▶ MATERIAL SUPPLIED
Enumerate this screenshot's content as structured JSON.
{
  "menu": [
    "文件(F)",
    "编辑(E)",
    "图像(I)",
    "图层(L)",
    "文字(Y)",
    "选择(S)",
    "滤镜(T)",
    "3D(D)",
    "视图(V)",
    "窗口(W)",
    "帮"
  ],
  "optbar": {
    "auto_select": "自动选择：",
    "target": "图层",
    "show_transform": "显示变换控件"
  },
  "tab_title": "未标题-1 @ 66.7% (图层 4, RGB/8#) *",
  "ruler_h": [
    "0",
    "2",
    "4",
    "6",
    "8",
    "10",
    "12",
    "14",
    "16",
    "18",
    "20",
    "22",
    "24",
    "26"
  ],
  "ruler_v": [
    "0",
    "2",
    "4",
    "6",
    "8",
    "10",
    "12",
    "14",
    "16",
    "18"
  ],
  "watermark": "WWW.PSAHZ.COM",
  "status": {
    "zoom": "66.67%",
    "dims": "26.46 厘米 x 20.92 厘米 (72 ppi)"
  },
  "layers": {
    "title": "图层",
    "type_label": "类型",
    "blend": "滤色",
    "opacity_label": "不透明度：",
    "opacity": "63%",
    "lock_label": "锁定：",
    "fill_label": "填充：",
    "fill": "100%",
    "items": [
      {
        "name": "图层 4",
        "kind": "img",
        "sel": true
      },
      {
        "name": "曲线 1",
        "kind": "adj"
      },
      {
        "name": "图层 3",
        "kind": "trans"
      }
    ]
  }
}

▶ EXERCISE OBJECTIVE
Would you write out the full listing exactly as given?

▶ EXERCISE RESPONSE
Enumerate this screenshot's content as structured JSON.
{
  "menu": [
    "文件(F)",
    "编辑(E)",
    "图像(I)",
    "图层(L)",
    "文字(Y)",
    "选择(S)",
    "滤镜(T)",
    "3D(D)",
    "视图(V)",
    "窗口(W)",
    "帮"
  ],
  "optbar": {
    "auto_select": "自动选择：",
    "target": "图层",
    "show_transform": "显示变换控件"
  },
  "tab_title": "未标题-1 @ 66.7% (图层 4, RGB/8#) *",
  "ruler_h": [
    "0",
    "2",
    "4",
    "6",
    "8",
    "10",
    "12",
    "14",
    "16",
    "18",
    "20",
    "22",
    "24",
    "26"
  ],
  "ruler_v": [
    "0",
    "2",
    "4",
    "6",
    "8",
    "10",
    "12",
    "14",
    "16",
    "18"
  ],
  "watermark": "WWW.PSAHZ.COM",
  "status": {
    "zoom": "66.67%",
    "dims": "26.46 厘米 x 20.92 厘米 (72 ppi)"
  },
  "layers": {
    "title": "图层",
    "type_label": "类型",
    "blend": "滤色",
    "opacity_label": "不透明度：",
    "opacity": "63%",
    "lock_label": "锁定：",
    "fill_label": "填充：",
    "fill": "100%",
    "items": [
      {
        "name": "图层 4",
        "kind": "img",
        "sel": true
      },
      {
        "name": "曲线 1",
        "kind": "adj"
      },
      {
        "name": "图层 3",
        "kind": "trans"
      }
    ]
  }
}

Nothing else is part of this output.